■ **Element data from apps and pages**:
[Start of section]

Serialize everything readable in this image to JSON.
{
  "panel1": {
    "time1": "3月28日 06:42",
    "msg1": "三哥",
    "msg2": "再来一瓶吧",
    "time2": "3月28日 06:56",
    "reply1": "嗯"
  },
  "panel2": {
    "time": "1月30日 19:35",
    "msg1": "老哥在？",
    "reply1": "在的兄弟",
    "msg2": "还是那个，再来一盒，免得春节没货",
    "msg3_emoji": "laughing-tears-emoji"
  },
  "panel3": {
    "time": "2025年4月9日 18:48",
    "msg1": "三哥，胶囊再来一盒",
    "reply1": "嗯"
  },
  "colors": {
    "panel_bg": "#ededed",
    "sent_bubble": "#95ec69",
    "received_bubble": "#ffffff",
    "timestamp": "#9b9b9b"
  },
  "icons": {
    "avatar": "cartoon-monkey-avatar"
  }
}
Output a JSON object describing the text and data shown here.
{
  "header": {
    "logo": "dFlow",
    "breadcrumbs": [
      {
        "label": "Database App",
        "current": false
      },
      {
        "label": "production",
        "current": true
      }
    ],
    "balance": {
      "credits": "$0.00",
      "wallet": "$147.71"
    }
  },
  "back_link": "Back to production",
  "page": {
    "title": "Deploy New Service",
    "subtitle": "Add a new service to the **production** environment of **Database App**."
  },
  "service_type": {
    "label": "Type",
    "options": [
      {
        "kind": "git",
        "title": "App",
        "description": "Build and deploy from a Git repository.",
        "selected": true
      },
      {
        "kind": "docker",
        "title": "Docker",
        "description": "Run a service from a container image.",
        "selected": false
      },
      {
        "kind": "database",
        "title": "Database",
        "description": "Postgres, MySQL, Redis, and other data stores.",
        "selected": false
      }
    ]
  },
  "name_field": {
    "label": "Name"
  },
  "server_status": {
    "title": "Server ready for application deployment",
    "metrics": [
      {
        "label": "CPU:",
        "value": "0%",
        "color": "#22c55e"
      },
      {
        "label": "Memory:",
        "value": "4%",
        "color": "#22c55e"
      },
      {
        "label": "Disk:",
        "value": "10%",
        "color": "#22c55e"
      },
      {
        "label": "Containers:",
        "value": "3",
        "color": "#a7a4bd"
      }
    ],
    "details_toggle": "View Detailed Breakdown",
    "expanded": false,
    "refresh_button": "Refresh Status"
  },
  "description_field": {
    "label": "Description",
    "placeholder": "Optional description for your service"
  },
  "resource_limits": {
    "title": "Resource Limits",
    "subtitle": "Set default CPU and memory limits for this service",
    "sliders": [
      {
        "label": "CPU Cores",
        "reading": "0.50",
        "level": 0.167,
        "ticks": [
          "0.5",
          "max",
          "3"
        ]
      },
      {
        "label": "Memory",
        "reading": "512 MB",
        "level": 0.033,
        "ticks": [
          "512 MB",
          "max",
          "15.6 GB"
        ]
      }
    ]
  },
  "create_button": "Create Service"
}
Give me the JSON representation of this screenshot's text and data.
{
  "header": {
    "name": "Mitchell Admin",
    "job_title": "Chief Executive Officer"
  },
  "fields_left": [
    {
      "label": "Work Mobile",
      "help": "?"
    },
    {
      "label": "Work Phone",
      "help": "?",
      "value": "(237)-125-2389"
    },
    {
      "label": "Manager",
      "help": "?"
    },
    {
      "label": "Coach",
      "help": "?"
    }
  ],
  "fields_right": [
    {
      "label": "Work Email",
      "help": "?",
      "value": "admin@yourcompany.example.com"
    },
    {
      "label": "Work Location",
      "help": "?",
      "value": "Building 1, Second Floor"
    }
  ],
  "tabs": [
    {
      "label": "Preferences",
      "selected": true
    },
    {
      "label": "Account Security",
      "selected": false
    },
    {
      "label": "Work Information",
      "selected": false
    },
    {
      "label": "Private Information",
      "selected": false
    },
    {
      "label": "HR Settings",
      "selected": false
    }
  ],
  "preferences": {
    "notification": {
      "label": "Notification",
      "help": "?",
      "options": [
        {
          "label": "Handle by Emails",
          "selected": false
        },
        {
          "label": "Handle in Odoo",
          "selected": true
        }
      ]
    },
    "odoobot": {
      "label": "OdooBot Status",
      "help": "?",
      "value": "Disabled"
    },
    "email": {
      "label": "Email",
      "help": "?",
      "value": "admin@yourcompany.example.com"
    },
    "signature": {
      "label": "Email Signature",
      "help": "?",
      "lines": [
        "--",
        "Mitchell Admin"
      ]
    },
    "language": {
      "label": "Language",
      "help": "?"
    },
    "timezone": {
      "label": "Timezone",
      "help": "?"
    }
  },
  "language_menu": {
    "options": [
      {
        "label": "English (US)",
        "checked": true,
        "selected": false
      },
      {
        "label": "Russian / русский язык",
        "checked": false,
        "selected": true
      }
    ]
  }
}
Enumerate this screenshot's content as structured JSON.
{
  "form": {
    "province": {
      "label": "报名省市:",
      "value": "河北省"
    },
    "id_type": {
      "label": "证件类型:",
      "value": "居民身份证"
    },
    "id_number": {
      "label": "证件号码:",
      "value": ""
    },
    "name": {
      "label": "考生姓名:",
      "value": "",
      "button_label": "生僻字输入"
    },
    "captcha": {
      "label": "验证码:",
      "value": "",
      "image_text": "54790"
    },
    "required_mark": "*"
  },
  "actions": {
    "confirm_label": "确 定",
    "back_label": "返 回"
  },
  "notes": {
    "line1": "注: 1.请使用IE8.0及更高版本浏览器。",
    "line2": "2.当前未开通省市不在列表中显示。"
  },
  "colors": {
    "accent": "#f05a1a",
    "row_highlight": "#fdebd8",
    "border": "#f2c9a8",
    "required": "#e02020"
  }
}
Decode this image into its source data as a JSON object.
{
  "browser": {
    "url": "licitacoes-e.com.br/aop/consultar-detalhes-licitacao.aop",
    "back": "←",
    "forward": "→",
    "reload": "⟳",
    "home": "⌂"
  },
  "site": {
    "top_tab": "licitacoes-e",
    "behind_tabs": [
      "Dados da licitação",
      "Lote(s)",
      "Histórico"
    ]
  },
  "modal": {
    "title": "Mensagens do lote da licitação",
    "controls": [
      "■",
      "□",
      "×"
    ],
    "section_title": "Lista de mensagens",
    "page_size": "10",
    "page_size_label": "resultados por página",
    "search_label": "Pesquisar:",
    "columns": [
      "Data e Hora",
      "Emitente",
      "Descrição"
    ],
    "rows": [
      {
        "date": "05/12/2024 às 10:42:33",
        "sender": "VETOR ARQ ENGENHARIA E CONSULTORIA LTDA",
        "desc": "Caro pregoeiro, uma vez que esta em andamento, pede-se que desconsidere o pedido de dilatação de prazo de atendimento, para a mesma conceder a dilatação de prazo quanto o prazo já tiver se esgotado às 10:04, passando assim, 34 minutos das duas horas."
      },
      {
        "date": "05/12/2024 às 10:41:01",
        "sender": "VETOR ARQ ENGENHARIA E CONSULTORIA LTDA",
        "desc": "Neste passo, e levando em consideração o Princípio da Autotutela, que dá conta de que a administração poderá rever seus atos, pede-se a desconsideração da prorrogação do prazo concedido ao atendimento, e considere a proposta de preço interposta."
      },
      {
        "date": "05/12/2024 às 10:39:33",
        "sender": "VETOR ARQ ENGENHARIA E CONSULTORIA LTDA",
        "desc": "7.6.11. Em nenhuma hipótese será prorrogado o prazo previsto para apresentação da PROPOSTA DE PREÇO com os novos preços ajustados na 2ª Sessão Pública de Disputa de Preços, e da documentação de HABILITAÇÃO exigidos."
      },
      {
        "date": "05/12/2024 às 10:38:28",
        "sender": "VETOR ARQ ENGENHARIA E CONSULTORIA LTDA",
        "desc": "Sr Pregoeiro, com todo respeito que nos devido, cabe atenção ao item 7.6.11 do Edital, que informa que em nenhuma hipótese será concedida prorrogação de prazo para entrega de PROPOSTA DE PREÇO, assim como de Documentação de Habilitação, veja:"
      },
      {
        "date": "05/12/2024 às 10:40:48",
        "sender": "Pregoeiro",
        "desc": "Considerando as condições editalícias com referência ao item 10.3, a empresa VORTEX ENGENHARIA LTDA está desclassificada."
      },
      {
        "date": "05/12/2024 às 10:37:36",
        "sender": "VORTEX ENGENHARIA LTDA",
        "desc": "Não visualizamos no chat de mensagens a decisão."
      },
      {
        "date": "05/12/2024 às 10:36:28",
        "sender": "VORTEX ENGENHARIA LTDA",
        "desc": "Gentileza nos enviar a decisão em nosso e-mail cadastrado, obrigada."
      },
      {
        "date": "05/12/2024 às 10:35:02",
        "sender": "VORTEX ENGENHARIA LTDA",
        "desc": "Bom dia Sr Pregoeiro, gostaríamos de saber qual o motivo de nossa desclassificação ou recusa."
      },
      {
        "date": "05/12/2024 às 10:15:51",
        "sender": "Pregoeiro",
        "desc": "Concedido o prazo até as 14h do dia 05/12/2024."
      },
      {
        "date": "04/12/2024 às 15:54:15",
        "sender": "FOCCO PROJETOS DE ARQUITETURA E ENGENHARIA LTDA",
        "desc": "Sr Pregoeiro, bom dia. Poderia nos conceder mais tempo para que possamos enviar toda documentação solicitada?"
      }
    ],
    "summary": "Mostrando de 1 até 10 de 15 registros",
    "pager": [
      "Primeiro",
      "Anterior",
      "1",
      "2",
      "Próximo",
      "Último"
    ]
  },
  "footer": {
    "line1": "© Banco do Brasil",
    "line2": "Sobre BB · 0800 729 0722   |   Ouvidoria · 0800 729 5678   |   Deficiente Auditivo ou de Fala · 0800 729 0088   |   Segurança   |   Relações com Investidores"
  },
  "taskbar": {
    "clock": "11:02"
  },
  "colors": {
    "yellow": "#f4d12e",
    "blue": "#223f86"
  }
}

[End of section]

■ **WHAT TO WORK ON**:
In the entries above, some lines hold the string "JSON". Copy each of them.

■ **YOUR RESPONSE**:
Serialize everything readable in this image to JSON.
Output a JSON object describing the text and data shown here.
Give me the JSON representation of this screenshot's text and data.
Enumerate this screenshot's content as structured JSON.
Decode this image into its source data as a JSON object.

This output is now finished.